Though his behavior may seem genuine madness by the end of the play, I still believe it to be an act. The cleverness of Hamlets plans, and his ability to foresee the King’s and divert them accordingly, does not see like the actions of a mad man. The things he says when he is alone, although they seem tormented, are not twisted. I instead think that he finds himself in an obsessive compulsive state over avenging his father’s death. He himself says that:
Yea, from the table of my memory
I’ll wipe away all trivial fond records,
All saws of books, all forms, all pressures past
That youth and observation copied there,
And thy commandment all alone shall live
Within the book and volume of my brain. (page 80)
Here he vows that nothing else will occupy his mind but this arduous quest his father’s ghost has sent him on. Calling his memories “trivial fond records” as though compared to this new reality his past worries seem foolish. One of the things about Hamlets personality I admired the most was his obvious intelligence, and his almost psychic like abilities to predict the actions of others. His plan to act crazy in and of itself is brilliant because insanity provides him with a sort of pardon against his offenses. Even when he commits the murder of Polonius he is simply to be sent England (though the King has other plans for him there) where another person would certainly face death for such an offense. He seems to predict he will need such protection in his plans for revenge; not only that, but acting insane helps minimize how much of a threat he looks to his uncle.
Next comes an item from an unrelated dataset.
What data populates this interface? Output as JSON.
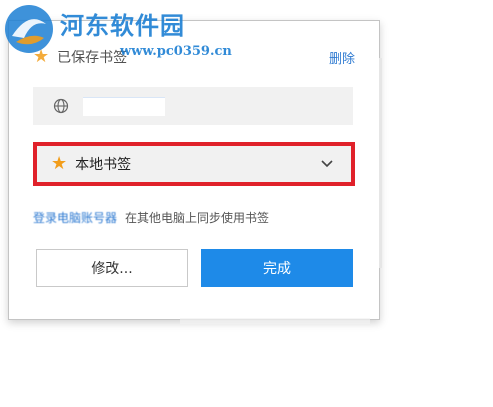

What is certain, however, is that Hamlet is a tormented depressed soul. All except for Horatio seem to be against him at times, and the world itself losing its luster. While speaking to Rosencrantz he says that “this majestical roof fretted with golden fire, why it appeareth nothing to me but a foul and pestilent congregation of vapors” (page 98). This is one of the many times the play portrays Hamlet’s constant pondering over life and death; much like in his famous “to be or not to be” line. There is an underlying theme throughout the story with his apparent frustration over death and the afterlife. When he speaks about how the fear of what is to happen after life “makes cowards of us all,” I get the feeling like he is frustrated with himself for not killing the King more swiftly.
Our text discusses such a question in the excerpt before the play as to why Hamlet takes so long to avenge his father, and I think such fear is a lot of the reason. He has many things to consider when it comes to assassinating the King, including ensuring his dissention to Hell. If he was to kill him when he first considers it, while the King is repenting then he fears he would be sending “a villain to heaven” (page 129). He must catch him in sin before he kills him in order to ensure he is placed where he belongs. He also wants to be sure that the ghost he has seen is not “a devil which has power to assume a pleasing shape” to damn him (page 107). It gives me the impression that Hamlet is in fear of murdering him. He is fearful whether he is truly guilty, and what his own consequences may be for the act. In the end it is only the death of his mother that gives him the courage (and most likely blind rage) to complete the quest he has become infatuated with.
The depth of Shakespeare’s characters is truly astonishing and at many points of this play I found myself thinking “how did he come up with this?” What really makes me love Hamlet is that you can never grow tired of it because it is so complex you discover new layers with every read.